(Data excerpts)
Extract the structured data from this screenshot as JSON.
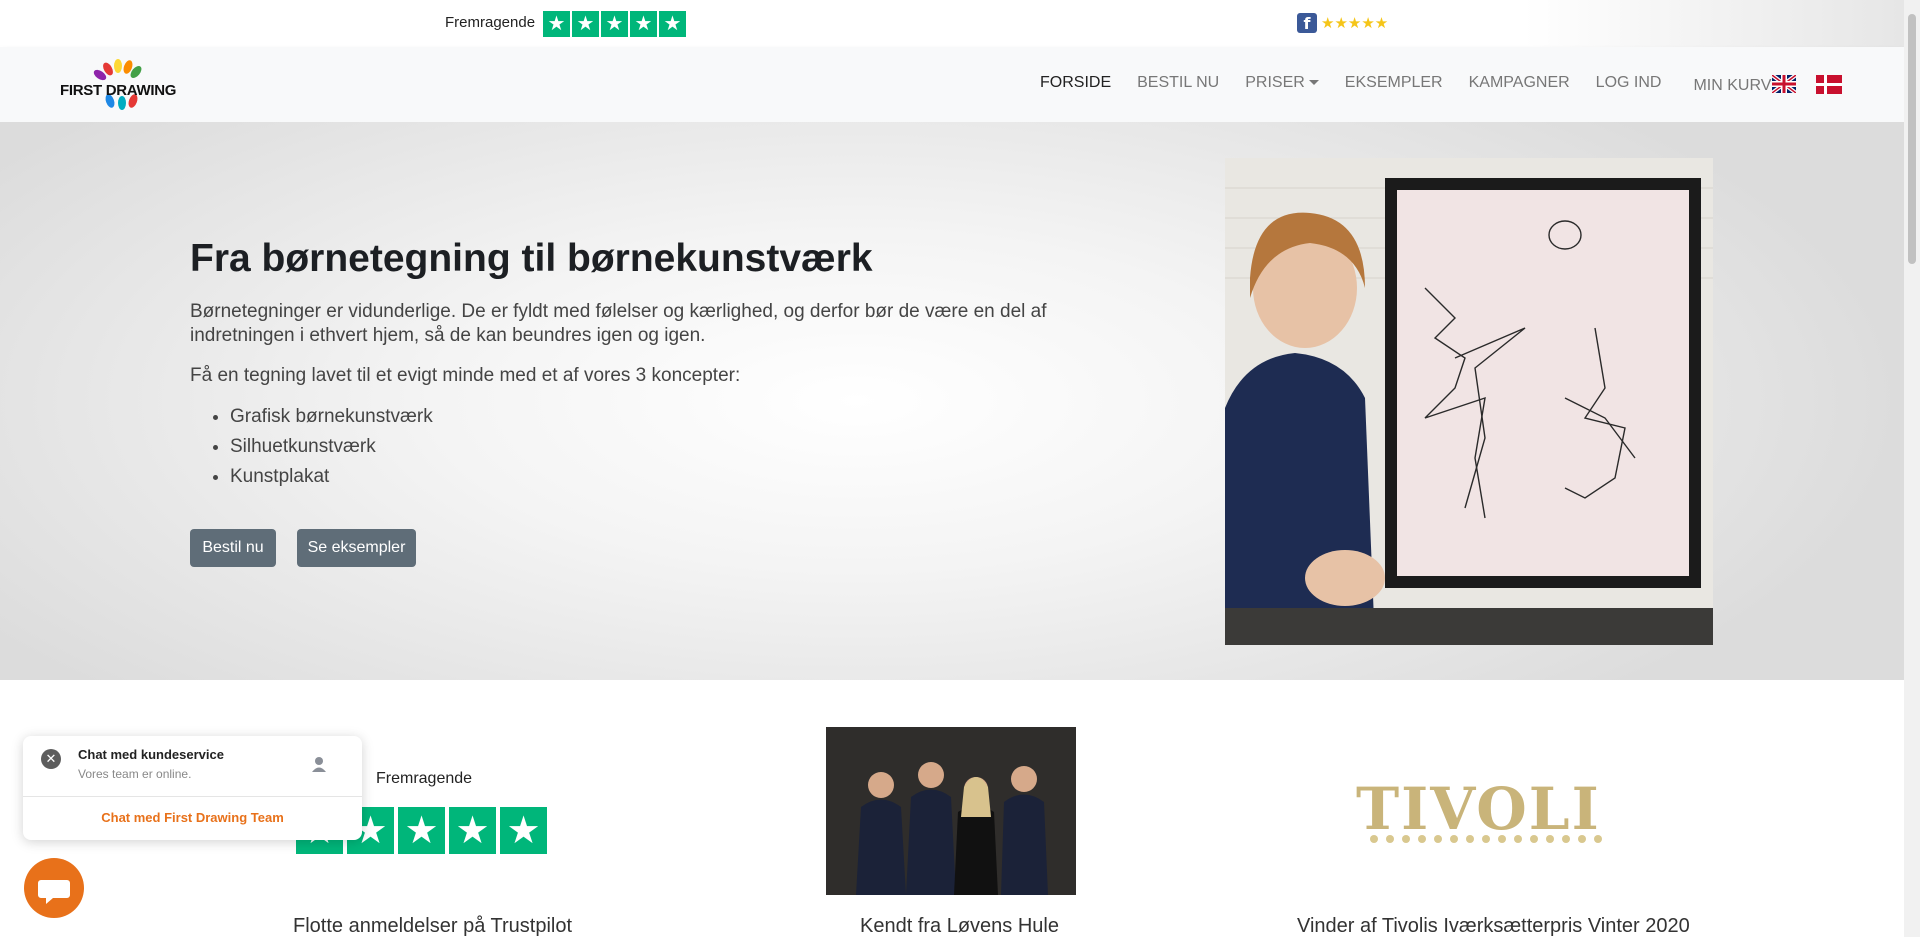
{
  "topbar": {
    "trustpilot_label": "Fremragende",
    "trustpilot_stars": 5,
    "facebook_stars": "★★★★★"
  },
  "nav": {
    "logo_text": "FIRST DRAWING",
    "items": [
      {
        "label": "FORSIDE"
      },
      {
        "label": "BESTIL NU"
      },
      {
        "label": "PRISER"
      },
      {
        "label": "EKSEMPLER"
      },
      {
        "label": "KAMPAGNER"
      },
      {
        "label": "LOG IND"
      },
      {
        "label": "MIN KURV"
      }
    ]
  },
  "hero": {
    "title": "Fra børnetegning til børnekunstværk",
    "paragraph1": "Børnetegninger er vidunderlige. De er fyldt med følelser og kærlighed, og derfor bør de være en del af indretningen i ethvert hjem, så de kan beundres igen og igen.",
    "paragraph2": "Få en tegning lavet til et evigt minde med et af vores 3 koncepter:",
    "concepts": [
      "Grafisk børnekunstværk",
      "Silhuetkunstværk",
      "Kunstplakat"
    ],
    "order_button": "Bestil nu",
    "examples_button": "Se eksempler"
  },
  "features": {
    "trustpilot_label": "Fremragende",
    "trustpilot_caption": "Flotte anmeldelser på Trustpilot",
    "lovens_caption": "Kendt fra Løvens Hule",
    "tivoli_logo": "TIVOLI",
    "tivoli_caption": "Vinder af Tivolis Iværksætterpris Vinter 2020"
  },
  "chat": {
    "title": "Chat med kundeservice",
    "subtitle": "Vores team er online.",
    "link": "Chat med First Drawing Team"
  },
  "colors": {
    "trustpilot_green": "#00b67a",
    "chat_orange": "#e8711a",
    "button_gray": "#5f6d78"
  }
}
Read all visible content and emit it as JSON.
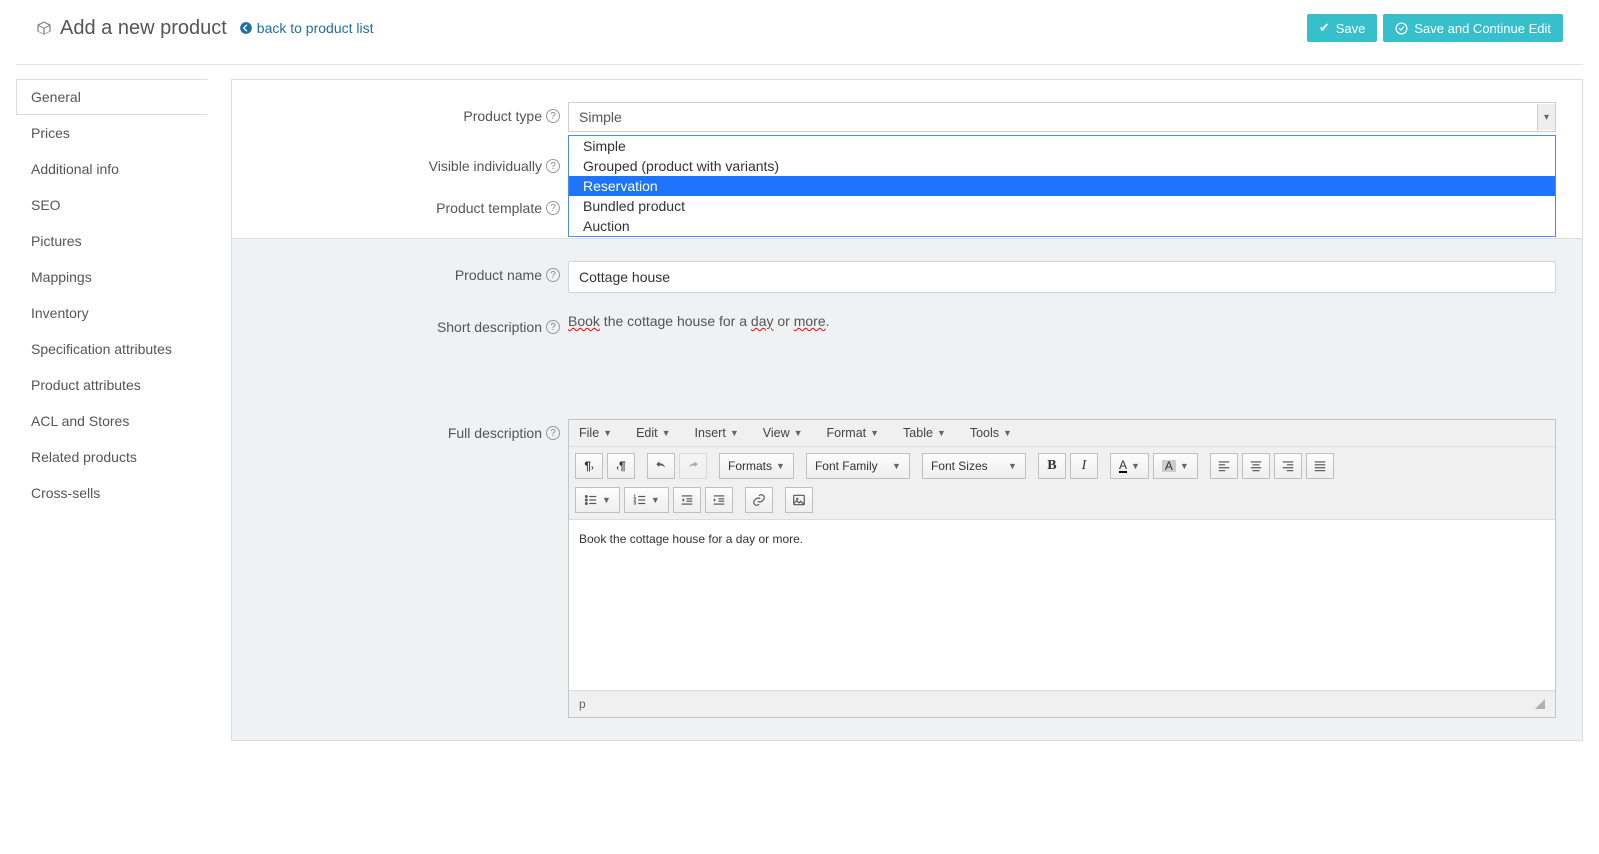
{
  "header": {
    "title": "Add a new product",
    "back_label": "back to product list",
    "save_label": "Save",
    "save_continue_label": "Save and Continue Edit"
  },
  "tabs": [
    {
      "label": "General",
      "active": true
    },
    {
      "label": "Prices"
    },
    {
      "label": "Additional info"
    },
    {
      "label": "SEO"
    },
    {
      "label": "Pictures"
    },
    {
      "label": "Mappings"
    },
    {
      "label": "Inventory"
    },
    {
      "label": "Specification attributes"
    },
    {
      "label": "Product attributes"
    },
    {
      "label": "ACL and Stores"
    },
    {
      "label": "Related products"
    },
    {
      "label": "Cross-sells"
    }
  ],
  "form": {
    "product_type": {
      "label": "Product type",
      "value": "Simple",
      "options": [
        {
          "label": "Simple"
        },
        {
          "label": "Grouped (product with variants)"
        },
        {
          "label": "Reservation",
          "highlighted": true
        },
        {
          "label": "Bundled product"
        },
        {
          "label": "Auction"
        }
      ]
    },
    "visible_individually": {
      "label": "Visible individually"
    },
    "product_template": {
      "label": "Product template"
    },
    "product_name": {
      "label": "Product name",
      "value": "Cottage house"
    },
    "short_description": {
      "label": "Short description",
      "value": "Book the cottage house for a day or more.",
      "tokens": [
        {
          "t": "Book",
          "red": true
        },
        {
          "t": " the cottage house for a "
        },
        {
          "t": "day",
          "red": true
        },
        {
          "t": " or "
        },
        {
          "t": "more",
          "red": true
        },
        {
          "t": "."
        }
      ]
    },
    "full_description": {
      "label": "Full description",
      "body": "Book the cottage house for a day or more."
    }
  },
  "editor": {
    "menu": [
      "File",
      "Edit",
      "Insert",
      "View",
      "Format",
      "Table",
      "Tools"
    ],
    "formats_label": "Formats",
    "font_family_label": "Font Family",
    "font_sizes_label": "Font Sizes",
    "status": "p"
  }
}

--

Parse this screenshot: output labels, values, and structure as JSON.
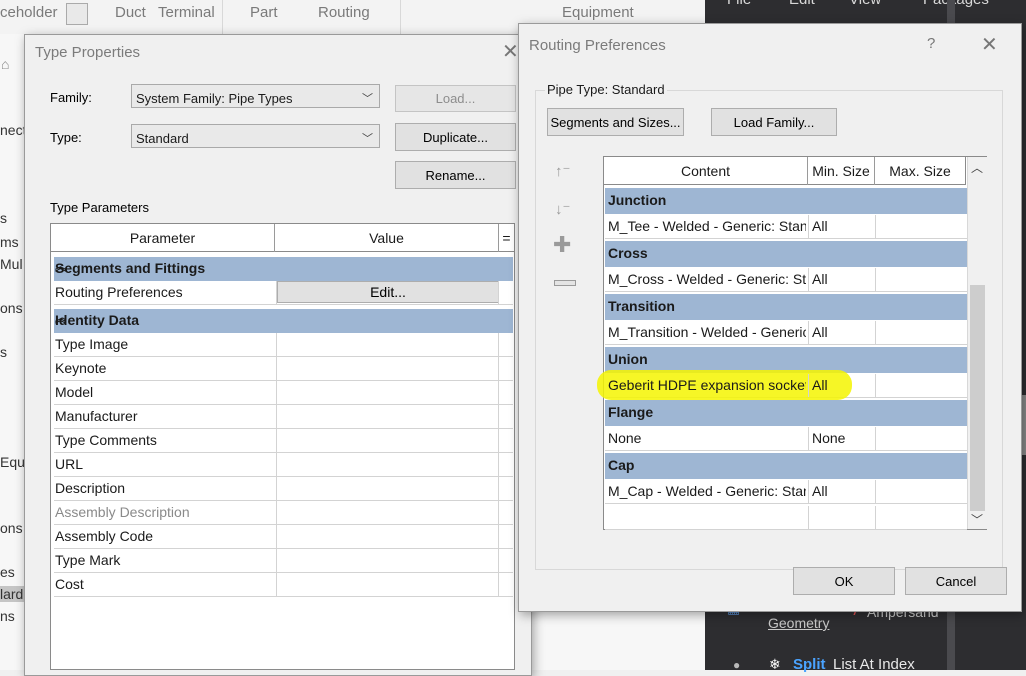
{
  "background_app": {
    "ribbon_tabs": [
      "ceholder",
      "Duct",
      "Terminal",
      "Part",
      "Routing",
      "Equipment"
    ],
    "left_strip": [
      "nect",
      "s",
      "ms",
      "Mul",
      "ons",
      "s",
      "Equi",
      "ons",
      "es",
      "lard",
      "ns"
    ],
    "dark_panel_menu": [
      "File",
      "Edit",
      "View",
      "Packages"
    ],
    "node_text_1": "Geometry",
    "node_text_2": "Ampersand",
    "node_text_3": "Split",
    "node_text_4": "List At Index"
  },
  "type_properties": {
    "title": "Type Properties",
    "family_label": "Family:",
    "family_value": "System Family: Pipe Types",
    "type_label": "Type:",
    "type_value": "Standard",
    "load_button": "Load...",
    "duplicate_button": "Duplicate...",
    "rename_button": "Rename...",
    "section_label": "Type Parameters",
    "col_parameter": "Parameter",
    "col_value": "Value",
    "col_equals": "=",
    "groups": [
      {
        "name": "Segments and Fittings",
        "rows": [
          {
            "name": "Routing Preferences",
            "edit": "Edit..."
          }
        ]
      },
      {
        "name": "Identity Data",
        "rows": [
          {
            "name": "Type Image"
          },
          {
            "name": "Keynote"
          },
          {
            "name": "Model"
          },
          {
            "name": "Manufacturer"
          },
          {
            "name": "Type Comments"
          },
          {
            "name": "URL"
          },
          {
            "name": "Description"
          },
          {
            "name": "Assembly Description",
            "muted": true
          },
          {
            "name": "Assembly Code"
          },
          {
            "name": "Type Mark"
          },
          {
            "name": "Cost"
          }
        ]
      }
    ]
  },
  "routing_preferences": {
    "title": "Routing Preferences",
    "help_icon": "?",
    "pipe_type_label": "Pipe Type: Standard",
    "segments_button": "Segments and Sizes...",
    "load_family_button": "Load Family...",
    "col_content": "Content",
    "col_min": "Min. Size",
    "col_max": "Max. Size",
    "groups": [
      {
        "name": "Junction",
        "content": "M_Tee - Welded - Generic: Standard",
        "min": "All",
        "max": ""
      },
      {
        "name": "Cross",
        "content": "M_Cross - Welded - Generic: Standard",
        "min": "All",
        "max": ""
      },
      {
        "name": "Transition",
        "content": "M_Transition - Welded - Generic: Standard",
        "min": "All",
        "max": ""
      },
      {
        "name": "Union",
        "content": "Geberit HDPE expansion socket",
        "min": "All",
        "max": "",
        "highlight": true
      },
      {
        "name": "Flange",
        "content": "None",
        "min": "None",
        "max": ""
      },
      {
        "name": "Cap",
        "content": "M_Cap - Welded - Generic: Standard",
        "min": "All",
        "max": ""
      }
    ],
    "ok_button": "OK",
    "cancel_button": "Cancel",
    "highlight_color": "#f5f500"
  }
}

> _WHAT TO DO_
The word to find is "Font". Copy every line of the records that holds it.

> _EXPECTED OUTPUT_
    "font_family_label": "Font Family",
    "font_sizes_label": "Font Sizes",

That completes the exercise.